Marketing in the World of Big Data

Arvind Sathi’s book Engaging Customers Using Big Data has a number of interesting points about big data. For example, he is keen to point out that marketers now drive many technological needs in firms. “The chief marketing officer (CMO) has now earned his/her right to be the next big customer or boss for the CIO, as enormous IT investments get diverted from other business groups to the CMO organization” (Sathi, 2014, page 161).
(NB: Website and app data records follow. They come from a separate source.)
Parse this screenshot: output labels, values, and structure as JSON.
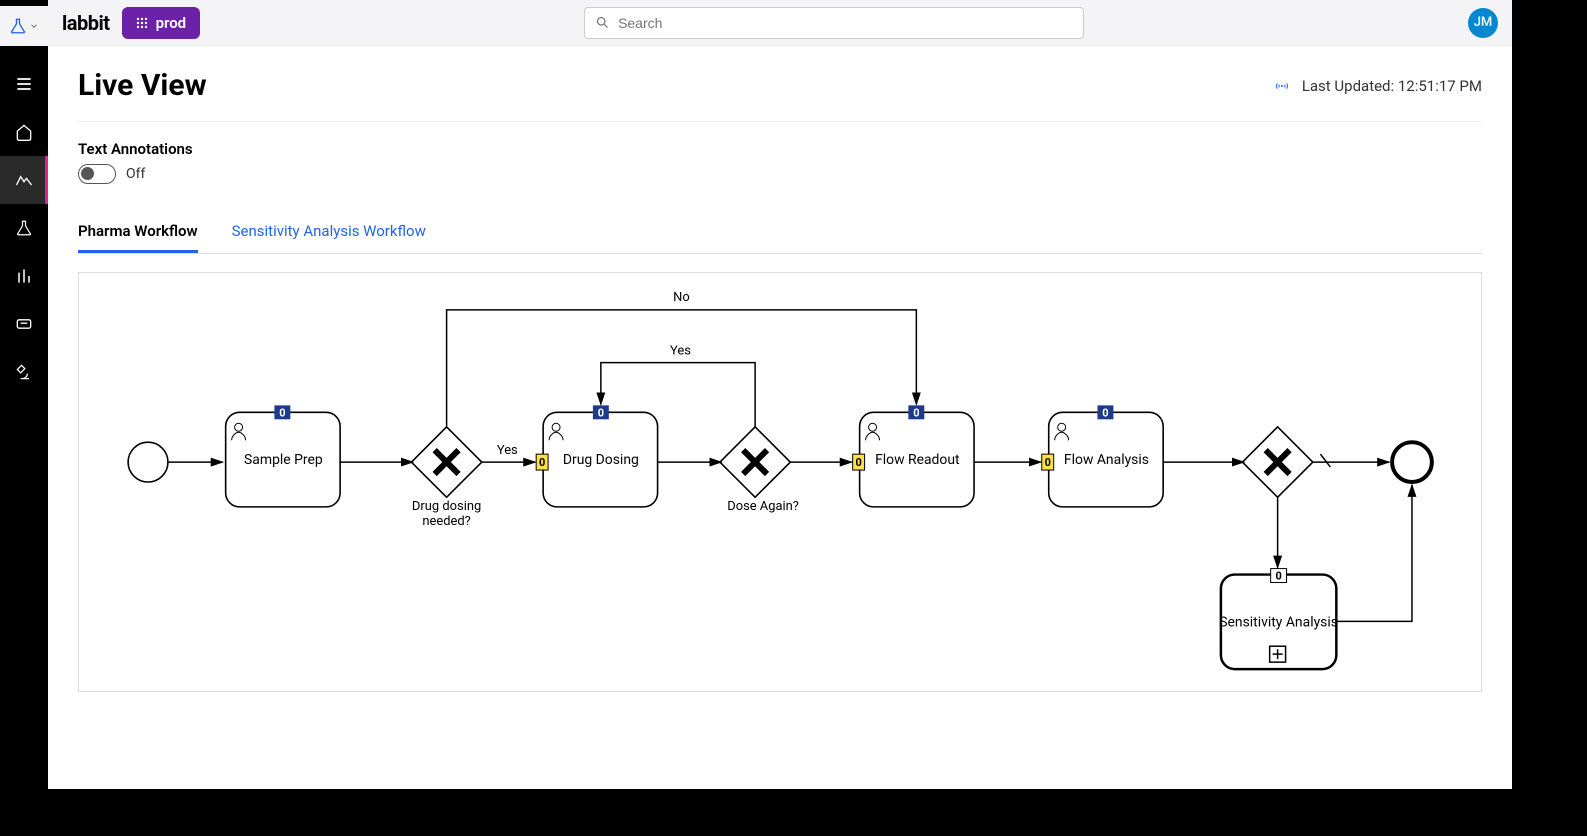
{
  "brand": "labbit",
  "env": "prod",
  "search": {
    "placeholder": "Search"
  },
  "avatar": "JM",
  "page": {
    "title": "Live View"
  },
  "updated": {
    "label": "Last Updated: 12:51:17 PM"
  },
  "annotations": {
    "section": "Text Annotations",
    "state": "Off"
  },
  "tabs": [
    {
      "label": "Pharma Workflow",
      "active": true
    },
    {
      "label": "Sensitivity Analysis Workflow",
      "active": false
    }
  ],
  "workflow": {
    "tasks": {
      "sample_prep": {
        "label": "Sample Prep",
        "badge": "0"
      },
      "drug_dosing": {
        "label": "Drug Dosing",
        "badge_top": "0",
        "badge_left": "0"
      },
      "flow_readout": {
        "label": "Flow Readout",
        "badge_top": "0",
        "badge_left": "0"
      },
      "flow_analysis": {
        "label": "Flow Analysis",
        "badge_top": "0",
        "badge_left": "0"
      },
      "sensitivity": {
        "label": "Sensitivity Analysis",
        "badge_top": "0"
      }
    },
    "gateways": {
      "gw1": {
        "label_l1": "Drug dosing",
        "label_l2": "needed?"
      },
      "gw2": {
        "label": "Dose Again?"
      }
    },
    "flows": {
      "yes": "Yes",
      "no": "No"
    }
  }
}
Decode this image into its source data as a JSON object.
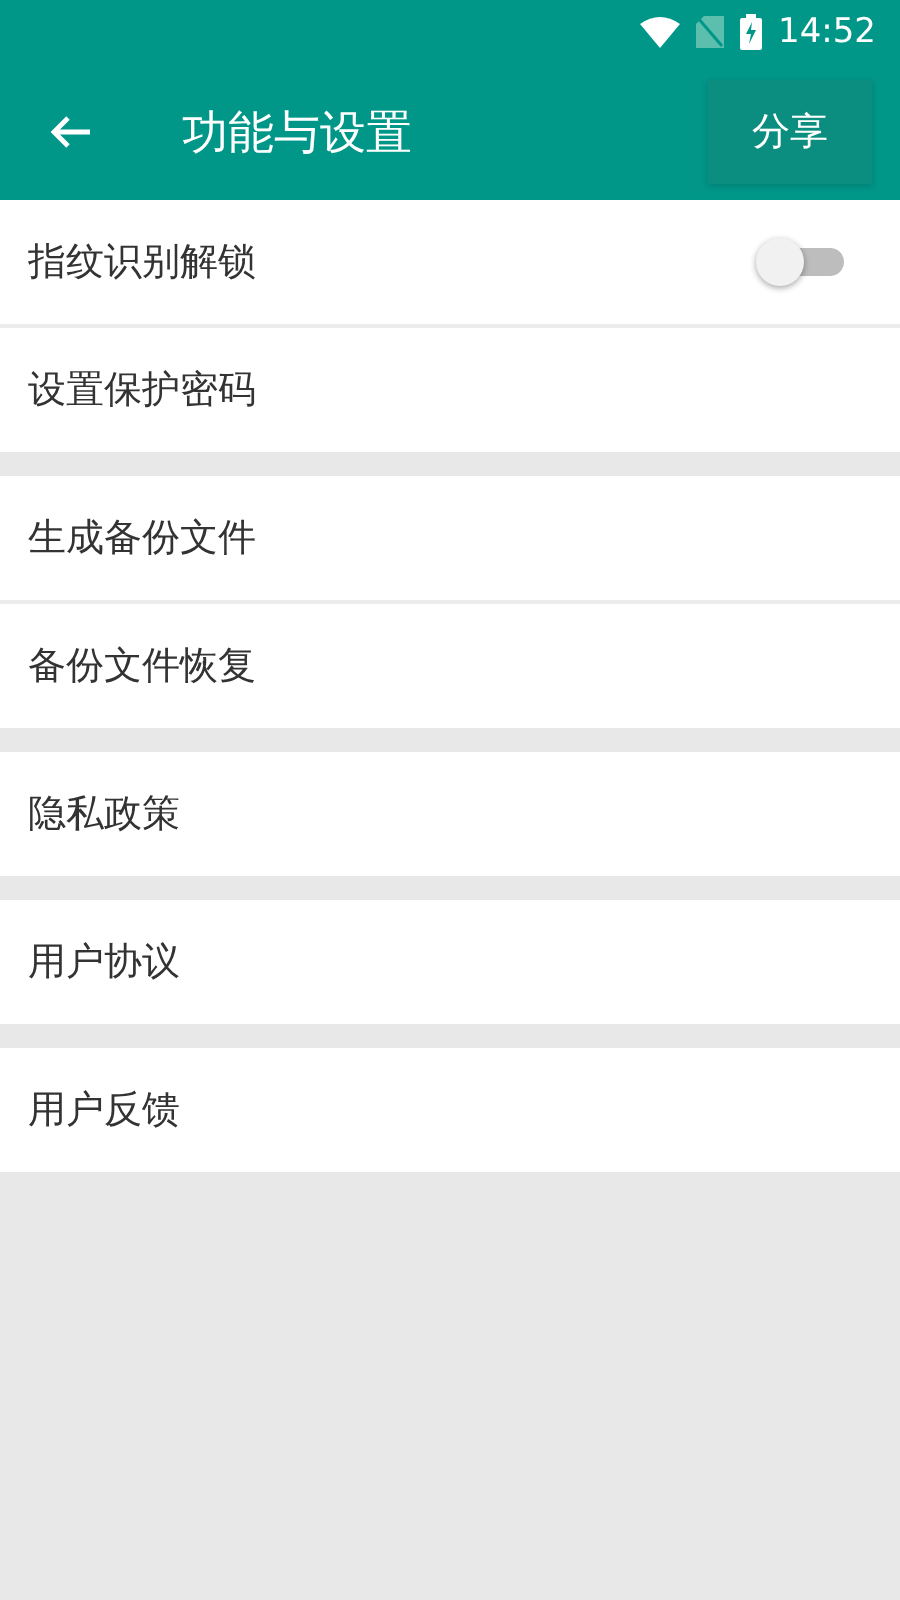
{
  "status_bar": {
    "time": "14:52"
  },
  "toolbar": {
    "title": "功能与设置",
    "action": "分享"
  },
  "groups": [
    {
      "items": [
        {
          "label": "指纹识别解锁",
          "kind": "switch",
          "on": false
        },
        {
          "label": "设置保护密码",
          "kind": "plain"
        }
      ]
    },
    {
      "items": [
        {
          "label": "生成备份文件",
          "kind": "plain"
        },
        {
          "label": "备份文件恢复",
          "kind": "plain"
        }
      ]
    },
    {
      "items": [
        {
          "label": "隐私政策",
          "kind": "plain"
        }
      ]
    },
    {
      "items": [
        {
          "label": "用户协议",
          "kind": "plain"
        }
      ]
    },
    {
      "items": [
        {
          "label": "用户反馈",
          "kind": "plain"
        }
      ]
    }
  ]
}
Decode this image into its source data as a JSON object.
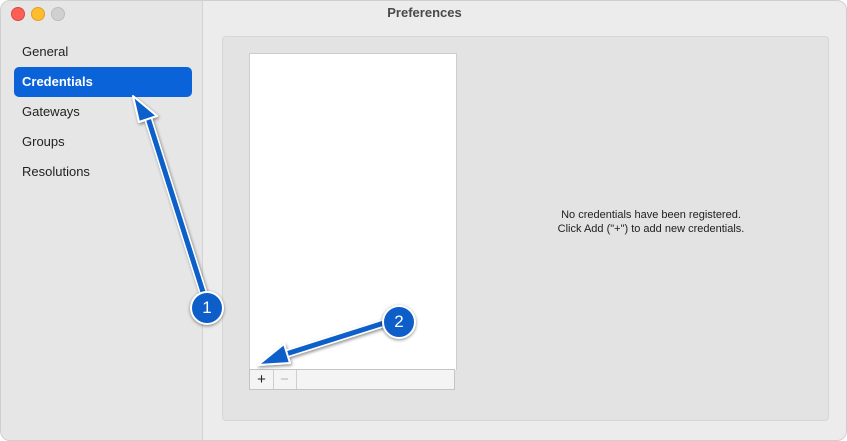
{
  "window": {
    "title": "Preferences"
  },
  "sidebar": {
    "items": [
      {
        "label": "General",
        "selected": false
      },
      {
        "label": "Credentials",
        "selected": true
      },
      {
        "label": "Gateways",
        "selected": false
      },
      {
        "label": "Groups",
        "selected": false
      },
      {
        "label": "Resolutions",
        "selected": false
      }
    ]
  },
  "credentials": {
    "toolbar": {
      "add_label": "+",
      "remove_label": "−"
    },
    "empty_message_line1": "No credentials have been registered.",
    "empty_message_line2": "Click Add (\"+\") to add new credentials."
  },
  "annotations": {
    "badge1": "1",
    "badge2": "2",
    "color": "#0d5ec9"
  },
  "colors": {
    "accent": "#0a63d8",
    "close": "#fe5f57",
    "minimize": "#febc2e",
    "zoom_disabled": "#d0d0d0"
  }
}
Despite the focus on Big Data I liked the fact that Sathi notes important general marketing points. “The buying and selling of big-ticket items is a tricky business. The pricing is more variable because of supply-demand imbalances and the lack of a perfect market” (Sathi, 2014, page 97). The good news is that when buying a house you might get a great bargain. The bad news is that you can’t rely on any quoted price to be anywhere near the ballpark of reasonable. When you buy a house don’t rely on the pithy notion that there is no such thing as a free lunch. There are lots of free lunches, although you might be the one paying for other people’s lunches.

As an academic I often relish the chance to read managerial books. They are generally much more fun than academic papers. I criticize academics for the way they write but occasionally I see the benefits of academic writing. Sathi lays out three propositions. They are generally reasonable — e.g., marketing is moving from using samples to observing populations — but I would have liked the writing to be more focused on the propositions. The writing wanders around with lots of interesting details but I found myself getting a bit lost how it all fit together.
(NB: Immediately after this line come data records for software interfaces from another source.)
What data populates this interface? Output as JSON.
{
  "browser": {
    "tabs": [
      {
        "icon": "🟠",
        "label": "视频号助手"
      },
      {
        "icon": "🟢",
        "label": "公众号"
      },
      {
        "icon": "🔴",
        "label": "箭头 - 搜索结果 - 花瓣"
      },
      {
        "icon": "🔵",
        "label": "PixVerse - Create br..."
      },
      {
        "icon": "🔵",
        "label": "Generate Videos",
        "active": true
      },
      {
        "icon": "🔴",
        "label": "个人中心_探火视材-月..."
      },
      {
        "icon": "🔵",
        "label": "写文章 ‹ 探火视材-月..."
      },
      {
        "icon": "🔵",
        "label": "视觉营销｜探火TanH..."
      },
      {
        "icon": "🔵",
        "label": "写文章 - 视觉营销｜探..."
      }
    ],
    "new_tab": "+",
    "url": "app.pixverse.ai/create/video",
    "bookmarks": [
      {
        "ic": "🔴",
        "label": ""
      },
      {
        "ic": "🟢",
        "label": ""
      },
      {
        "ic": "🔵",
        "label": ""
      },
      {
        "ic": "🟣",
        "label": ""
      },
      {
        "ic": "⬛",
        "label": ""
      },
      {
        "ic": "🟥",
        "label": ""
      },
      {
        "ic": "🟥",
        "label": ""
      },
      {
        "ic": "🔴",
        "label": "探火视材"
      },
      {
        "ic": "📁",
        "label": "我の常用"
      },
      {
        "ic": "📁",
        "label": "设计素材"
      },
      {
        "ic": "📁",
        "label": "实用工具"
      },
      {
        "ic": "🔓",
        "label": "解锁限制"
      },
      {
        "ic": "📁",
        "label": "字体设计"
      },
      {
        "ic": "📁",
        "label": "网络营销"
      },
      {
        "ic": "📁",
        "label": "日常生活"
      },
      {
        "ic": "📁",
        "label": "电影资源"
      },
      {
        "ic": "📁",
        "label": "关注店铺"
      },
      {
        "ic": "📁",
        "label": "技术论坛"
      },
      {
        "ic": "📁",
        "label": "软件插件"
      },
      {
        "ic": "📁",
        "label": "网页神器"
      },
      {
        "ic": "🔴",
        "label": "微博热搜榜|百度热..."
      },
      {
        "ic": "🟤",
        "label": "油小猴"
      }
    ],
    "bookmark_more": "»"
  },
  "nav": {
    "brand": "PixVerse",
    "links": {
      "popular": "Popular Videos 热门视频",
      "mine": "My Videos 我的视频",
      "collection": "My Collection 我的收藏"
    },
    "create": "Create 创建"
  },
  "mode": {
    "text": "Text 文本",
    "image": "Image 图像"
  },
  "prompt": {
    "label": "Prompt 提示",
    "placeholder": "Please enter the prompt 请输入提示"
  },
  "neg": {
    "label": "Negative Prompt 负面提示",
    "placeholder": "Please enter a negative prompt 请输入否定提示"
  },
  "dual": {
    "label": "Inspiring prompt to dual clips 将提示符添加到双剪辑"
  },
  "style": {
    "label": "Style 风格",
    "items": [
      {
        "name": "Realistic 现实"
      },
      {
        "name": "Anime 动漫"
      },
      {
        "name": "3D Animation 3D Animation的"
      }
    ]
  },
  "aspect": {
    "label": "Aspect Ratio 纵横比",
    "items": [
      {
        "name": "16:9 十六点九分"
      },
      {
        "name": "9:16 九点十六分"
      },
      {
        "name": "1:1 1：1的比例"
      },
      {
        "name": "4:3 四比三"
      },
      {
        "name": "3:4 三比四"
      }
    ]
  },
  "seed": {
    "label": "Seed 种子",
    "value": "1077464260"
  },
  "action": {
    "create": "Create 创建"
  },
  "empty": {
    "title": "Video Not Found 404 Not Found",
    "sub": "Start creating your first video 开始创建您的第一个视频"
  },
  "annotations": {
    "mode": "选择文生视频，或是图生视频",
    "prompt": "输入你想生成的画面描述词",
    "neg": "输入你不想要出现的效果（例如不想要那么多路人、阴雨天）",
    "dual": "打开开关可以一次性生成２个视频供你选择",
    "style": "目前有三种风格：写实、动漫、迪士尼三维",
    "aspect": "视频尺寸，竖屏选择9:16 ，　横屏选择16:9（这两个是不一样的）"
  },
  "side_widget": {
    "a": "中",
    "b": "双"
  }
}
My favourite bit wasn’t really about business it was Sathi complaining: “… “Angry Bird”[sic] and other games were productivity killers among executives.” (Sathi, 2014, page 98). Kids, or more precisely IBM executives, today.
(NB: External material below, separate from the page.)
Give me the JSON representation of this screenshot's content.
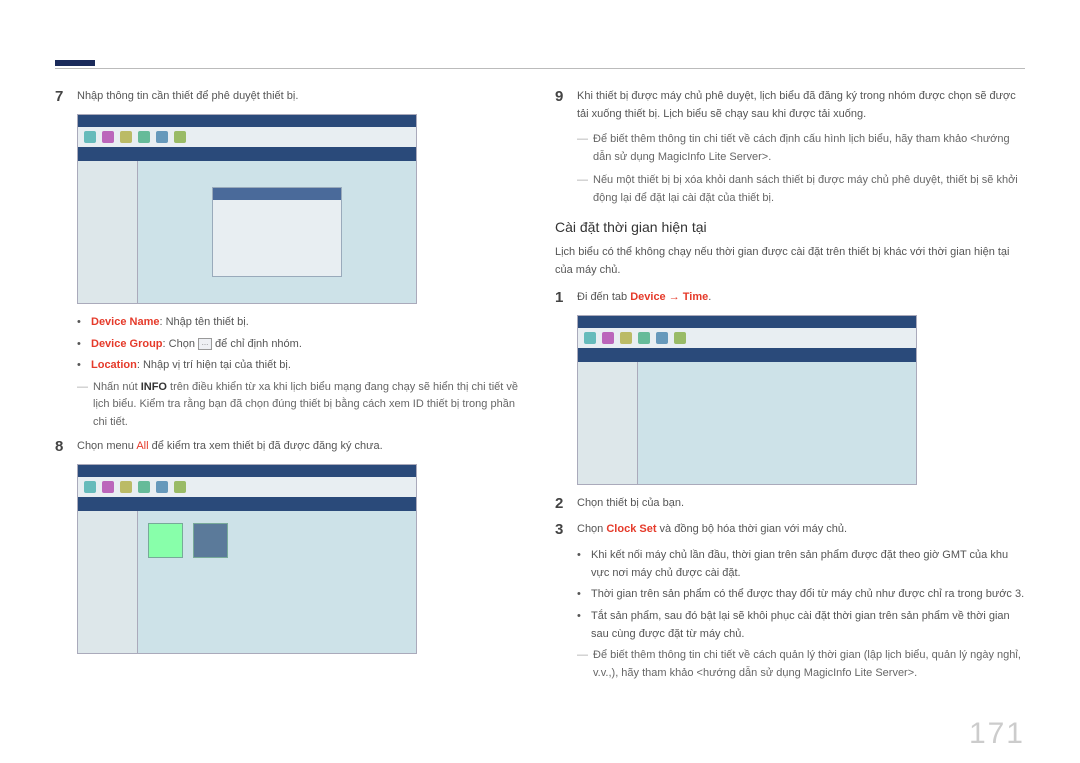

Read: Arvind Sathi (2014) Engaging Customers Using Big Data: How Marketing Analytics are Transforming Business, Palgrave Macmillan